Kilogram-Scale Production of SnO2 Yolk–Shell Powders by a Spray-Drying Process Using Dextrin as Carbon Source and Drying Additive

Authors

  • Seung Ho Choi,

    1. Department of Chemical Engineering, Konkuk University, 1 Hwayang-dong, Gwangjin-gu, Seoul 143-701 (Korea), Fax: (+82) 2-458-3504
    Search for more papers by this author
  • Prof. Yun Chan Kang

    Corresponding author
    1. Department of Chemical Engineering, Konkuk University, 1 Hwayang-dong, Gwangjin-gu, Seoul 143-701 (Korea), Fax: (+82) 2-458-3504
    • Department of Chemical Engineering, Konkuk University, 1 Hwayang-dong, Gwangjin-gu, Seoul 143-701 (Korea), Fax: (+82) 2-458-3504===

    Search for more papers by this author

Abstract

A simple and general method for the large-scale production of yolk–shell powders with various compositions by a spray-drying process is reported. Metal salt/dextrin composite powders with a spherical and dense structure were obtained by spray drying and transformed into yolk–shell powders by simple combustion in air. Dextrin plays a key role in the preparation of precursor powders for fabricating yolk–shell powders by spray drying. Droplets containing metal salts and dextrin show good drying characteristics even in a severe environment of high humidity.
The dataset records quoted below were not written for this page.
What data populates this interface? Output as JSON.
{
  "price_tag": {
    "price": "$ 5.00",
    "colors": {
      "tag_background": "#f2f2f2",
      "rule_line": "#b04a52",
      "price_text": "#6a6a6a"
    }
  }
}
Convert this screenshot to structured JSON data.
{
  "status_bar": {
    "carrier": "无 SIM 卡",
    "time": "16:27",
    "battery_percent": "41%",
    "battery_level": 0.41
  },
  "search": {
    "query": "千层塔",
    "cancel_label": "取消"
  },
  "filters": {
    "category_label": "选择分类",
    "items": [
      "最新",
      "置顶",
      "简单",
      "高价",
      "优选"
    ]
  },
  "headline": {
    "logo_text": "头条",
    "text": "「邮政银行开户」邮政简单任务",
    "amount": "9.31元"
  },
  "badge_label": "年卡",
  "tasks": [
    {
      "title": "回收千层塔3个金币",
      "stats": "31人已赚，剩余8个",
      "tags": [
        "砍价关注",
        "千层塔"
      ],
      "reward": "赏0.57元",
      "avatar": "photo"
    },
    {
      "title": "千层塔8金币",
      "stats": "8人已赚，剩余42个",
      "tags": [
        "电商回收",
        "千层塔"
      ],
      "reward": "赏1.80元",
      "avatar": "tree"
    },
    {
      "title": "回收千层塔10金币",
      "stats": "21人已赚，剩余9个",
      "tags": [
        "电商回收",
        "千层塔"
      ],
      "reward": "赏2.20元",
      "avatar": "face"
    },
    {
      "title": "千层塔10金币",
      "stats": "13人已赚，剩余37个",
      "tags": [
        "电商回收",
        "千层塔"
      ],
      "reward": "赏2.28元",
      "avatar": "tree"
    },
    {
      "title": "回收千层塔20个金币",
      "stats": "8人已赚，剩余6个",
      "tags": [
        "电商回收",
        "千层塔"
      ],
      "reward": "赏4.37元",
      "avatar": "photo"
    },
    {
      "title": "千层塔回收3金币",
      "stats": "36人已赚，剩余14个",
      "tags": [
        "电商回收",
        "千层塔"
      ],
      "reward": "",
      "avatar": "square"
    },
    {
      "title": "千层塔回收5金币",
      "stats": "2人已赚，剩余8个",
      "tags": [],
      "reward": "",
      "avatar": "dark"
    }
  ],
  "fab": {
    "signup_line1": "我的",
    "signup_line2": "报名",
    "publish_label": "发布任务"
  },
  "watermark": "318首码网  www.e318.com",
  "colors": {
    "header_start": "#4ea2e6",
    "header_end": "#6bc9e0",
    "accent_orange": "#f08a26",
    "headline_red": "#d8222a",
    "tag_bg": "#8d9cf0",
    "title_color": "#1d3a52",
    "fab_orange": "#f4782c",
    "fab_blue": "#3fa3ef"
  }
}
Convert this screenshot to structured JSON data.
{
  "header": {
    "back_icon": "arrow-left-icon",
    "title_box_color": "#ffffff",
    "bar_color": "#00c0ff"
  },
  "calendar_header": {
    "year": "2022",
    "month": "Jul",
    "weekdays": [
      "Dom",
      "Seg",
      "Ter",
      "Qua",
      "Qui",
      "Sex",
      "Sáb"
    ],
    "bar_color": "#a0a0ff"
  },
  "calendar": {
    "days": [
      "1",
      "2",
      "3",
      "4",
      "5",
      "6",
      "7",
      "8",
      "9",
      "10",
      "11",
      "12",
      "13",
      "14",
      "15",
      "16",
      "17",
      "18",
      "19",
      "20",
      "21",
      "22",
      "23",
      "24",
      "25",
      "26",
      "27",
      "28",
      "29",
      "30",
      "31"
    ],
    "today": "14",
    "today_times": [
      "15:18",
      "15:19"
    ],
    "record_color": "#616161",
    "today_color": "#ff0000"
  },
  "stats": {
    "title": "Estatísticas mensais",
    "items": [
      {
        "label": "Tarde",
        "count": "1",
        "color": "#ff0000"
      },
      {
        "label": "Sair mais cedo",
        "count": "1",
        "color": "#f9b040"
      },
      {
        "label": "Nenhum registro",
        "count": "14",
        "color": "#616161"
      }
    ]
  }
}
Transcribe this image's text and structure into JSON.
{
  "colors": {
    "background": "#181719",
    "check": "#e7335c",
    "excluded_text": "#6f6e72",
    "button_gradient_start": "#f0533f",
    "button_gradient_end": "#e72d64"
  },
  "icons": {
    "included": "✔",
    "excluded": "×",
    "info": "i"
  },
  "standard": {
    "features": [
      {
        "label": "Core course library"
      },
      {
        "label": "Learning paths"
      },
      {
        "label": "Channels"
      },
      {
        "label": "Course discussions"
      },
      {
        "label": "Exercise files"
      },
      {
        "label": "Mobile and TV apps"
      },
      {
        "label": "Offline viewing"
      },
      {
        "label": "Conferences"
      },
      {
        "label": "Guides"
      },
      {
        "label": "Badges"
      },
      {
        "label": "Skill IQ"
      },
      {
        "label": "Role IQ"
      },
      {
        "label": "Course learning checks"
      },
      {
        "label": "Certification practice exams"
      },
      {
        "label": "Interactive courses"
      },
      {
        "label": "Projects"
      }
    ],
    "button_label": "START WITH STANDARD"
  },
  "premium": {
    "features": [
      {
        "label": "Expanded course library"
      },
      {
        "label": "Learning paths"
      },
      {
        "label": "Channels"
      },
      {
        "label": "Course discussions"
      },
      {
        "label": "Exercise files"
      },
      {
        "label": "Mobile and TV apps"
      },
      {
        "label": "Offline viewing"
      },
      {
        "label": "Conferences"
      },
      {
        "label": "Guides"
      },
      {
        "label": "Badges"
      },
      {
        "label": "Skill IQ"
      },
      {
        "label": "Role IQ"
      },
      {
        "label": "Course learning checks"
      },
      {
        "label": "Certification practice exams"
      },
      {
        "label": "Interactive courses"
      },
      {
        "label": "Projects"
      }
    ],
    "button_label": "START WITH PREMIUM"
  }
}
Sucrose, glucose, and polyvinylpyrrolidone are widely used as carbon sources in the preparation of metal oxide/carbon composite powders; however, they are not appropriate for large-scale spray-drying processes because of their caramelization properties and adherence to the surface of the spray dryer. SnO2 yolk–shell powders were studied as the first target material in the spray-drying process. Combustion of tin oxalate/dextrin composite powders at 600 °C in air produced single-shelled SnO2 yolk–shell powders with the configuration SnO2@void@SnO2. The SnO2 yolk–shell powders prepared by the simple spray-drying process showed superior electrochemical properties, even at high current densities. The discharge capacities of the SnO2 yolk–shell powders at a current density of 2000 mA g−1 were 645 and 570 mA h g−1 for the second and 100th cycles, respectively; the corresponding capacity retention measured for the second cycle was 88 %.

Ancillary